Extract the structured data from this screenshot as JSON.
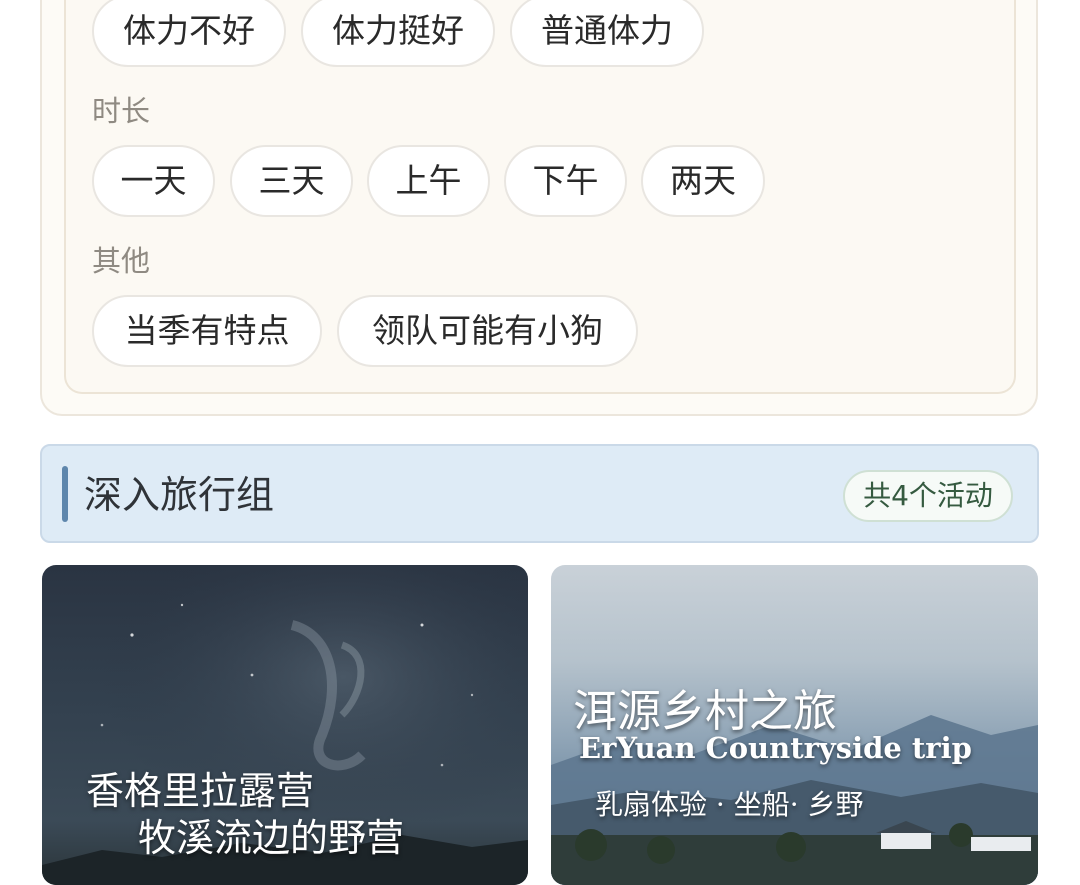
{
  "filters": {
    "stamina": {
      "options": [
        "体力不好",
        "体力挺好",
        "普通体力"
      ]
    },
    "duration": {
      "label": "时长",
      "options": [
        "一天",
        "三天",
        "上午",
        "下午",
        "两天"
      ]
    },
    "other": {
      "label": "其他",
      "options": [
        "当季有特点",
        "领队可能有小狗"
      ]
    }
  },
  "section": {
    "title": "深入旅行组",
    "count": "共4个活动",
    "accent_color": "#5e86ac",
    "background_color": "#deebf6"
  },
  "cards": [
    {
      "title_line_1": "香格里拉露营",
      "title_line_2": "牧溪流边的野营"
    },
    {
      "title_cn": "洱源乡村之旅",
      "title_en": "ErYuan Countryside trip",
      "subtitle": "乳扇体验 · 坐船· 乡野"
    }
  ]
}
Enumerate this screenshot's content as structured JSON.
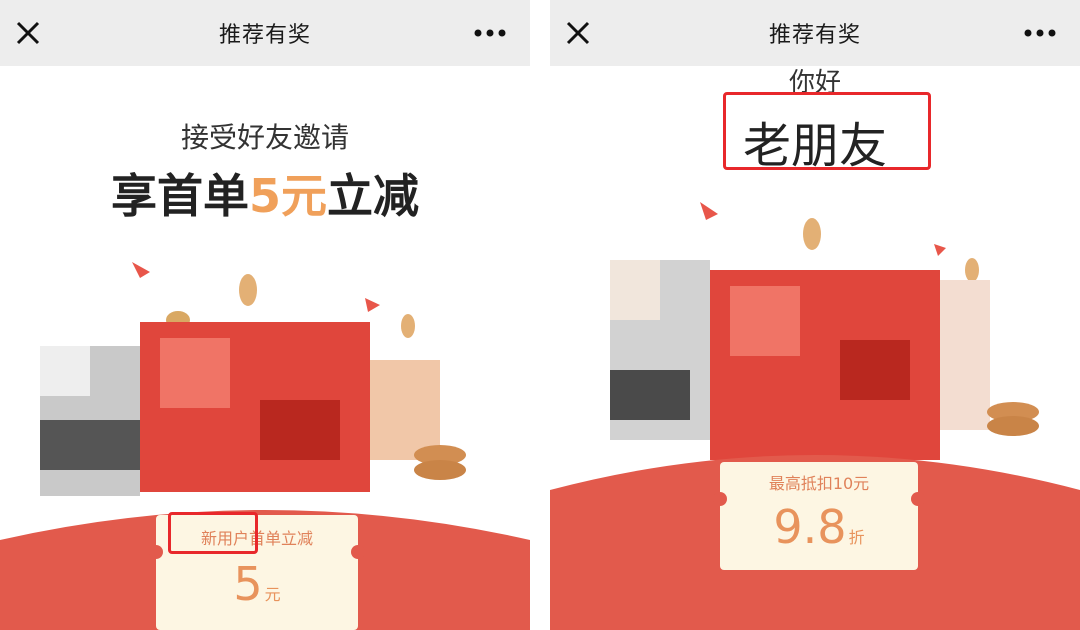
{
  "left": {
    "navbar": {
      "title": "推荐有奖",
      "close_icon": "close-icon",
      "more_icon": "more-icon"
    },
    "subtitle": "接受好友邀请",
    "headline": {
      "prefix": "享首单",
      "amount": "5元",
      "suffix": "立减"
    },
    "ticket": {
      "label": "新用户首单立减",
      "value": "5",
      "unit": "元"
    }
  },
  "right": {
    "navbar": {
      "title": "推荐有奖",
      "close_icon": "close-icon",
      "more_icon": "more-icon"
    },
    "greeting": "你好",
    "headline": "老朋友",
    "ticket": {
      "label": "最高抵扣10元",
      "value": "9.8",
      "unit": "折"
    }
  },
  "colors": {
    "envelope_red": "#e25a4c",
    "accent_orange": "#f0a05a",
    "highlight_red": "#e8282b",
    "ticket_bg": "#fdf6e3"
  }
}
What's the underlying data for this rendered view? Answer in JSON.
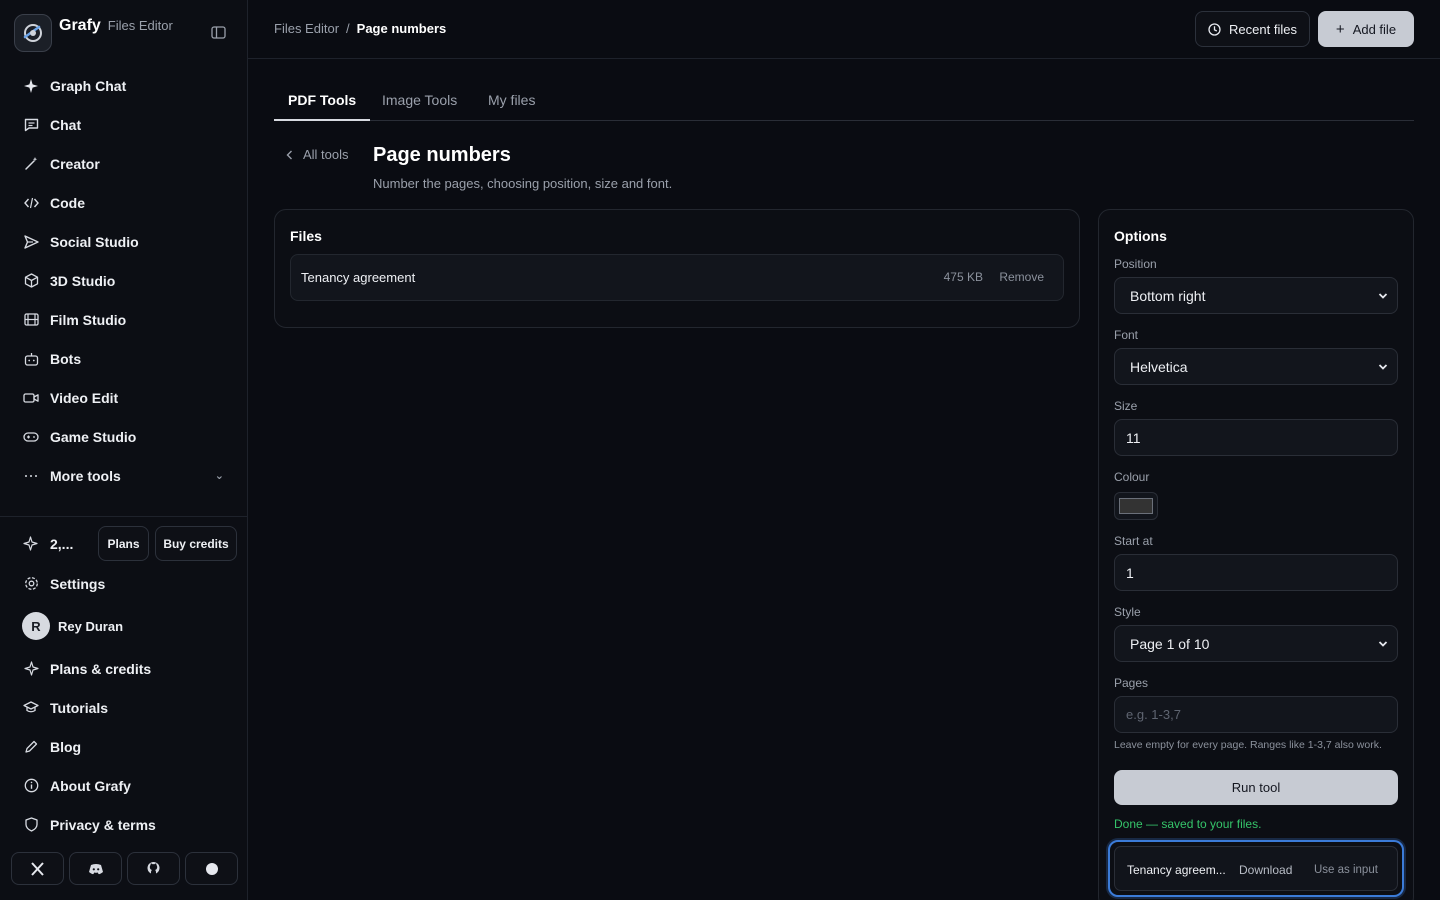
{
  "brand": {
    "name": "Grafy",
    "subtitle": "Files Editor"
  },
  "sidebar": {
    "items": [
      {
        "label": "Graph Chat",
        "icon": "sparkle-icon"
      },
      {
        "label": "Chat",
        "icon": "chat-bubble-icon"
      },
      {
        "label": "Creator",
        "icon": "magic-wand-icon"
      },
      {
        "label": "Code",
        "icon": "code-icon"
      },
      {
        "label": "Social Studio",
        "icon": "send-icon"
      },
      {
        "label": "3D Studio",
        "icon": "cube-icon"
      },
      {
        "label": "Film Studio",
        "icon": "film-icon"
      },
      {
        "label": "Bots",
        "icon": "bot-icon"
      },
      {
        "label": "Video Edit",
        "icon": "video-camera-icon"
      },
      {
        "label": "Game Studio",
        "icon": "gamepad-icon"
      },
      {
        "label": "More tools",
        "icon": "ellipsis-icon"
      }
    ],
    "credits": {
      "value": "2,...",
      "plans_label": "Plans",
      "buy_label": "Buy credits"
    },
    "settings_label": "Settings",
    "user": {
      "initial": "R",
      "name": "Rey Duran"
    },
    "lower_items": [
      {
        "label": "Plans & credits",
        "icon": "sparkle-icon"
      },
      {
        "label": "Tutorials",
        "icon": "graduation-cap-icon"
      },
      {
        "label": "Blog",
        "icon": "pen-icon"
      },
      {
        "label": "About Grafy",
        "icon": "info-icon"
      },
      {
        "label": "Privacy & terms",
        "icon": "shield-icon"
      }
    ],
    "social": [
      "x-icon",
      "discord-icon",
      "github-icon",
      "circle-icon"
    ]
  },
  "topbar": {
    "breadcrumb": {
      "parent": "Files Editor",
      "separator": "/",
      "current": "Page numbers"
    },
    "recent_files_label": "Recent files",
    "add_file_label": "Add file"
  },
  "tabs": [
    {
      "label": "PDF Tools",
      "active": true
    },
    {
      "label": "Image Tools",
      "active": false
    },
    {
      "label": "My files",
      "active": false
    }
  ],
  "tool": {
    "back_label": "All tools",
    "title": "Page numbers",
    "description": "Number the pages, choosing position, size and font."
  },
  "files": {
    "title": "Files",
    "items": [
      {
        "name": "Tenancy agreement",
        "size": "475 KB",
        "remove_label": "Remove"
      }
    ]
  },
  "options": {
    "title": "Options",
    "position": {
      "label": "Position",
      "value": "Bottom right"
    },
    "font": {
      "label": "Font",
      "value": "Helvetica"
    },
    "size": {
      "label": "Size",
      "value": "11"
    },
    "colour": {
      "label": "Colour",
      "value": "#333333"
    },
    "start_at": {
      "label": "Start at",
      "value": "1"
    },
    "style": {
      "label": "Style",
      "value": "Page 1 of 10"
    },
    "pages": {
      "label": "Pages",
      "value": "",
      "placeholder": "e.g. 1-3,7"
    },
    "hint": "Leave empty for every page. Ranges like 1-3,7 also work.",
    "run_label": "Run tool",
    "status": "Done — saved to your files."
  },
  "result": {
    "name": "Tenancy agreem...",
    "download_label": "Download",
    "use_label": "Use as input"
  },
  "colors": {
    "accent_status": "#35c46a",
    "focus_ring": "#3b7bd8",
    "primary_button": "#c7cbd3"
  }
}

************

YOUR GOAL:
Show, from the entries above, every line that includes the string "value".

RESPONSE BOX:
      "value": "5",
      "value": "9.8",
      "value": "2,...",
      "value": "Bottom right"
      "value": "Helvetica"
      "value": "11"
      "value": "#333333"
      "value": "1"
      "value": "Page 1 of 10"
      "value": "",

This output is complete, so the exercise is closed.